“It came about several years ago. Some of the guys in our department came up with the Last Dance program. They help ... prevent high school seniors and juniors attending prom not to, hopefully prevent them from drinking and driving the night of prom,” Sgt. Laray Harris said.
Shown to juniors and seniors at each local high school, the program — and correlating video — warn of the dangers of drinking and driving. Updated last year for the first time in years, the newest addition will serve as a sequel. EMS will rotate out the videos so students do not see the same movie each year.
“The ‘Last Dance’ video is really the capstone mission for public education. I can’t think of any broader audience out there than the teenage driver because if they do like I did, you know, they make some really poor choices and mistakes when driving,” EMS Director Kevin Garren said. “Honestly, I think we’ve seen a decline in drinking and driving ..., and this video was pretty powerful last year. ... The peer pressure to drink is unreal, probably more than it was when I was a kid, but if we can stop one person from drinking and getting behind the wheel of an automobile and making that horrible mistake, I can’t think of any, you know, in a public safety agency, for us, that we can go out there and publish.”

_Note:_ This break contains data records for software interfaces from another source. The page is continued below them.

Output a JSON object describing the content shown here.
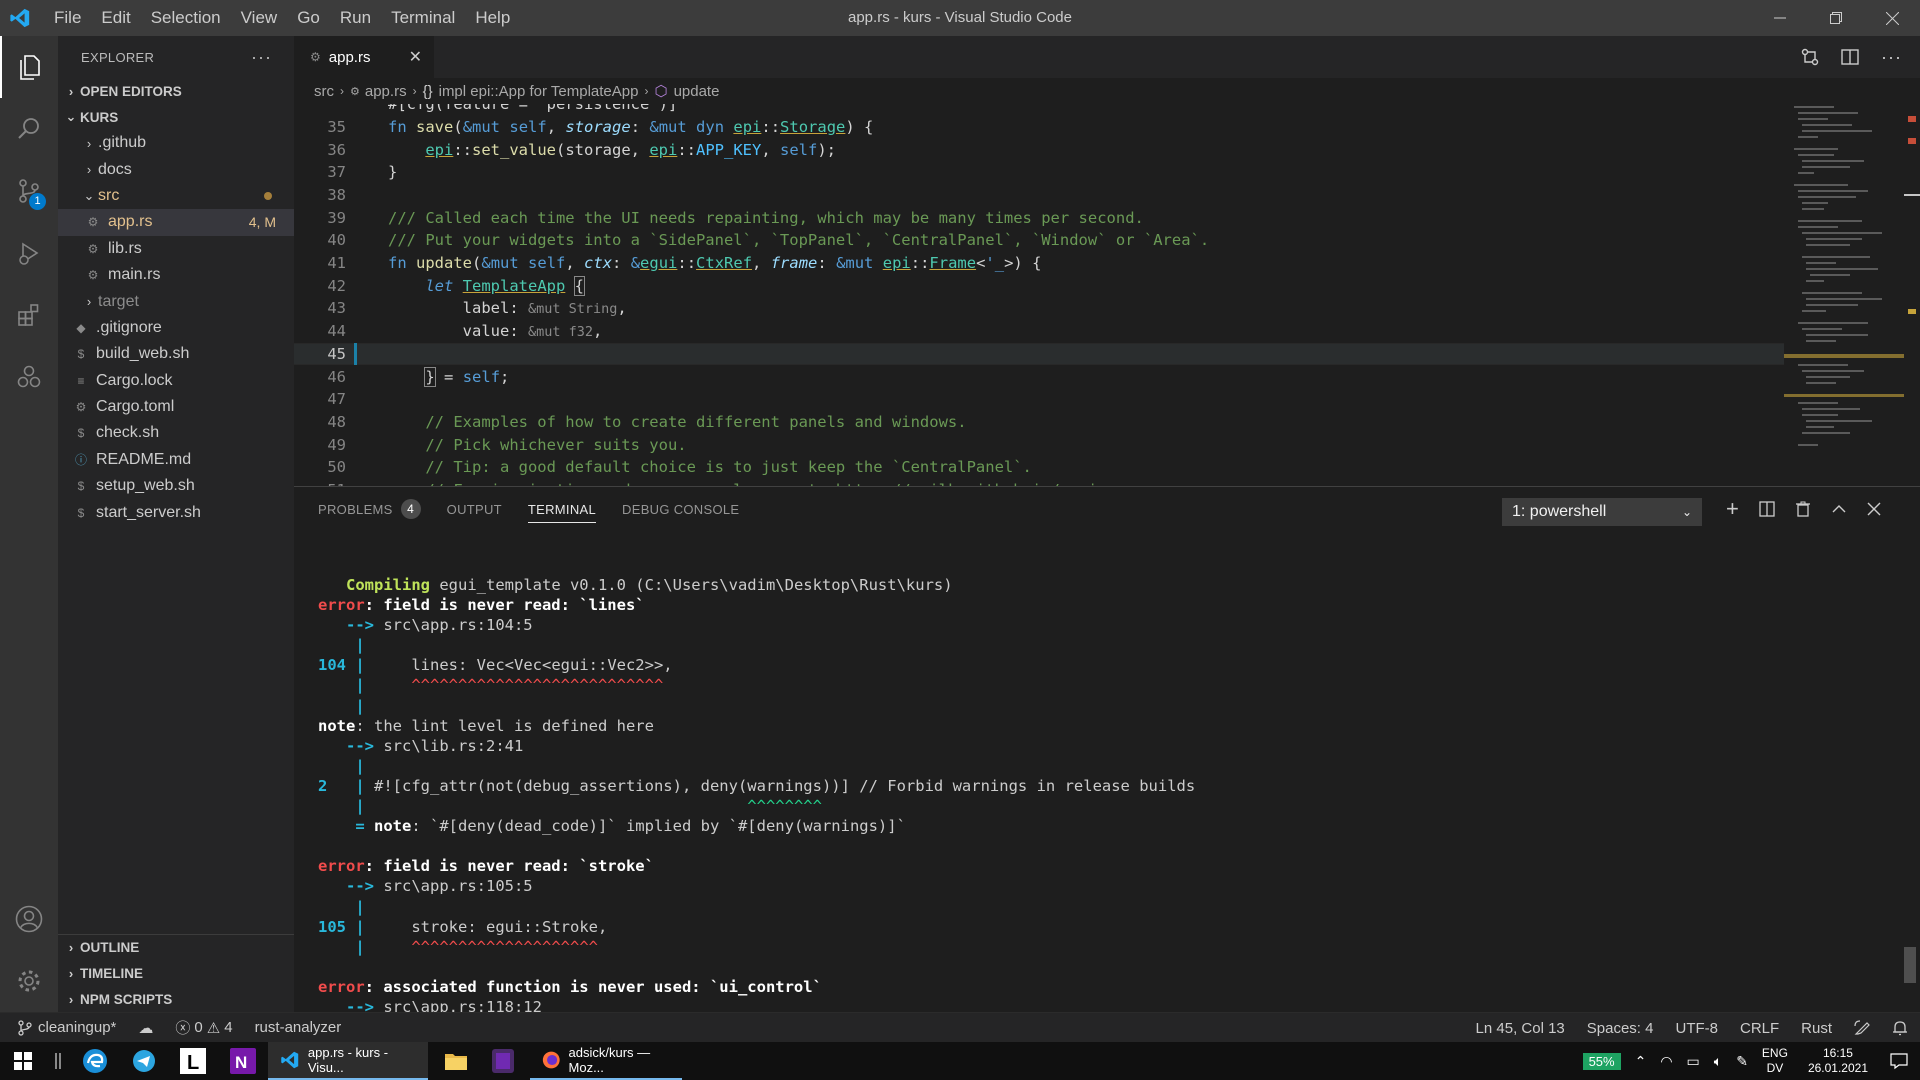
{
  "window": {
    "title": "app.rs - kurs - Visual Studio Code",
    "menu": [
      "File",
      "Edit",
      "Selection",
      "View",
      "Go",
      "Run",
      "Terminal",
      "Help"
    ]
  },
  "activity": {
    "scm_badge": "1"
  },
  "sidebar": {
    "header": "EXPLORER",
    "open_editors": "OPEN EDITORS",
    "root": "KURS",
    "tree": [
      {
        "label": ".github",
        "kind": "folder"
      },
      {
        "label": "docs",
        "kind": "folder"
      },
      {
        "label": "src",
        "kind": "folder-open"
      },
      {
        "label": "app.rs",
        "kind": "file",
        "meta": "4, M"
      },
      {
        "label": "lib.rs",
        "kind": "file"
      },
      {
        "label": "main.rs",
        "kind": "file"
      },
      {
        "label": "target",
        "kind": "folder"
      },
      {
        "label": ".gitignore",
        "kind": "file"
      },
      {
        "label": "build_web.sh",
        "kind": "file"
      },
      {
        "label": "Cargo.lock",
        "kind": "file"
      },
      {
        "label": "Cargo.toml",
        "kind": "file"
      },
      {
        "label": "check.sh",
        "kind": "file"
      },
      {
        "label": "README.md",
        "kind": "file"
      },
      {
        "label": "setup_web.sh",
        "kind": "file"
      },
      {
        "label": "start_server.sh",
        "kind": "file"
      }
    ],
    "outline": "OUTLINE",
    "timeline": "TIMELINE",
    "npm": "NPM SCRIPTS"
  },
  "editor": {
    "tab": "app.rs",
    "breadcrumb": [
      "src",
      "app.rs",
      "impl epi::App for TemplateApp",
      "update"
    ],
    "line_numbers": [
      "35",
      "36",
      "37",
      "38",
      "39",
      "40",
      "41",
      "42",
      "43",
      "44",
      "45",
      "46",
      "47",
      "48",
      "49",
      "50"
    ]
  },
  "panel": {
    "tabs": [
      "PROBLEMS",
      "OUTPUT",
      "TERMINAL",
      "DEBUG CONSOLE"
    ],
    "problems_count": "4",
    "terminal_select": "1: powershell"
  },
  "status": {
    "branch": "cleaningup*",
    "errors": "0",
    "warnings": "4",
    "analyzer": "rust-analyzer",
    "position": "Ln 45, Col 13",
    "spaces": "Spaces: 4",
    "encoding": "UTF-8",
    "eol": "CRLF",
    "language": "Rust"
  },
  "taskbar": {
    "vscode_label": "app.rs - kurs - Visu...",
    "firefox_label": "adsick/kurs — Moz...",
    "battery": "55%",
    "lang_top": "ENG",
    "lang_bottom": "DV",
    "time": "16:15",
    "date": "26.01.2021"
  },
  "colors": {
    "accent": "#007acc",
    "status_bg": "#252526",
    "titlebar": "#3c3c3c"
  }
}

With a goal of $5,000 in mind, EMS employees will be located at the intersections of Erwin Street and Cherokee Avenue; Church and Bartow streets; and Felton and Roving roads on Friday, Jan. 31, from 8 to 11:30 a.m. and 1:30 to 4 p.m. and Saturday, Feb. 1, from 8 a.m. to 6 p.m.
While the department is looking to raise funds for the production of the new film, Harris said the agency receives outside support.
“We also have a lot of support from our community as well — our hair salon, our tuxedo place, prom dresses. Other big companies that have a lot of interaction with teens they help, a lot of support from them as well,” he said.
Such assistance also comes from a local high school graduate who will serve as the movie’s producer.
“This year, too, we’re also using a local guy, Wes Sherwin, who graduated from Woodland High School a few years ago. He’s going to be filming for us,” Taylor Forsyth said. “... We do the setting up of whatever scenes we do, finding locations. Then we also have a lot of help from other agencies that are willing to show up and be a part of the video if we need them to.”
Feedback from the updated program in 2013 has “all been positive,” he added.
“We had an opportunity last year when we shot our new video, a lot of the teachers and different staff from in the school were very impressed. ... We want to get feedback from them because they can tell us if it really impacted the kids,” Forsyth said. “... They’re telling us that the kids are talking about [the film], which is what we want. We want, when they leave that auditorium, for them to talk about it, to think about it, to think about the decisions they make and what the consequences of those decisions can be. ... In the end that’s what it’s all about, to get the awareness out there to them and hopefully we can prevent anymore of our high schoolers dying from making a bad decision like that.”
Donations for the bucket drive also will be accepted at EMS Station 1, 5435 Highway 20, Cartersville.
“If anyone is not out and about on either of those days or they miss us and they want to donate, we will be leaving a bucket at the front desk if they want to stop by here at station 1 and donate, we’ll be glad to have it,” EMS Public Awareness Coordinator Brad Cothran said.
For more information or to donate services, call 770-387-5160.